How Adopting 'Toyota Culture' Can Help a Company Improve Faster Than Its Competition
The Toyota Production System (TPS) has been the model for Lean implementation across the world since it was developed and refined by Taiichi Ohno in the 1960s and 1970s. Countless books and articles have been written about it; however, the culture that allows it to thrive has been less well studied. In Toyota Culture by Jeffrey Liker and Mike Hoseus, the authors reveal how Toyota selects, develops, and motivates people to commit to the goal of building high-quality products. [Note: Hoseus, former HR executive at Toyota’s plant in Kentucky, will be a keynote speaker at the 2020 Continuous Improvement Conference.]
Toyota’s application of Lean thinking is first and foremost about culture. The primary principles of the Toyota Way, as described by the company itself, are continuous improvement and respect for people. These are underpinned by the cultural elements of challenge, kaizen, respect, teamwork, and Genchi Genbutsu (go and see for yourself). And yet, perhaps because of differences in Eastern and Western culture, the tendency in the West is to view Lean as a toolkit that can achieve specific objectives.
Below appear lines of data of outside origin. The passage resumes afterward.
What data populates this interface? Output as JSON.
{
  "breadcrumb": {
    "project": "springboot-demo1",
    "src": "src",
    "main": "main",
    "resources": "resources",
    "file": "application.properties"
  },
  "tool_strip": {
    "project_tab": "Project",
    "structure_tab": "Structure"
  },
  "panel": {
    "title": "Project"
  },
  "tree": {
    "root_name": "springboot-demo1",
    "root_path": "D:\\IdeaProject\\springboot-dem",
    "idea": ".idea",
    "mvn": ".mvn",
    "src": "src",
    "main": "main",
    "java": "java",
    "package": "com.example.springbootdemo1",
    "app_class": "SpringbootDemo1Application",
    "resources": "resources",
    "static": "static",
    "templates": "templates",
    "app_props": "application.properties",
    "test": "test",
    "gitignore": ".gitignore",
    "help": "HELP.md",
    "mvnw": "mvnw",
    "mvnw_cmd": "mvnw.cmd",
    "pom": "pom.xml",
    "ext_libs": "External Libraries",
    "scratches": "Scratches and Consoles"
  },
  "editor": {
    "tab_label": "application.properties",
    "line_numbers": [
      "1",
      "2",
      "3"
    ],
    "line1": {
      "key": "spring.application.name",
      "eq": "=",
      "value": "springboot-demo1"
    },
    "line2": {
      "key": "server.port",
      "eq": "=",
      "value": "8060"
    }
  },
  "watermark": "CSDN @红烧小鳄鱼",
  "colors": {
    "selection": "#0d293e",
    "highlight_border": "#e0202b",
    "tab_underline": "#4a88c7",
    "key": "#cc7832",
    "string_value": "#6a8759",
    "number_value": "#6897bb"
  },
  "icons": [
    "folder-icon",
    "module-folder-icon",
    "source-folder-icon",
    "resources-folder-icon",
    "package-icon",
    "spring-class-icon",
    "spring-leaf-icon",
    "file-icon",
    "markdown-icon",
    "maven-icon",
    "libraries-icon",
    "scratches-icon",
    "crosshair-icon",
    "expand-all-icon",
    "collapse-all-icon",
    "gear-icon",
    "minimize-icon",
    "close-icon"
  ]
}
That approach can bring improvement, but will lose momentum without the foundational beliefs and values to sustain it.
It’s clear that Western culture poses particular challenges to adopting Toyota’s cultural tenets because of strong individualism, short-term outlooks, and a different way of thinking about cause and effect. Toyota Culture explores how Toyota transferred its culture to the U.S. and other countries. Toyota did not compromise on core tenets of developing people, problem solving, standardization, and long-term thinking, but wisely recognized that it needed to adapt to national cultures.
The book delves into the efforts that Toyota undertakes to select employees that are inclined toward teamwork and will fit well with the culture. Managers are taught to continuously support and teach the concepts of team problem solving, a clean and safe workplace, clear and open communication, visual management, and servant leadership, among others. HR managers are expected to spend much of their time on the factory floor.
A fascinating aspect of Toyota’s cultural thinking is the People Value Stream. This mimics the Product Value Stream in differentiating between value-added and non-value-added time, only in this case it identifies value-added time as that which is used to attract the right people, develop people to do quality work, engage people in improvement, and inspire people to learn and grow. In light of this perspective, how often in the span of your employee’s careers is your company adding value? After a company grasps its current situation, it can develop a future vision and come up with a plan to close the gaps. Doing this supports the notion that employees are truly a company’s most important assets.
Toyota Culture is an important book for anyone studying how to create a work environment that will help a company improve faster than its competition.
Learn more cultural wisdom from Toyota at the 2020 Continuous Improvement Conference. You can browse our other recommended books at ci.printing.org/recommended-reading-list.
2020 Continuous Improvement Conference
The 2020 Continuous Improvement Conference (April 5-8 in Columbus, Ohio) is the only industry event focused on helping printing and converting companies achieve operational excellence and Lean leadership. Attendees directly link reduced costs, lowered waste, and increased profit margins to ideas gained from conference presentations and networking. The conference is presented by PIA and SGIA, with association support from FPA, FTA, and TLMI. To learn more about the event, visit ci.printing.org. Click here to register to attend.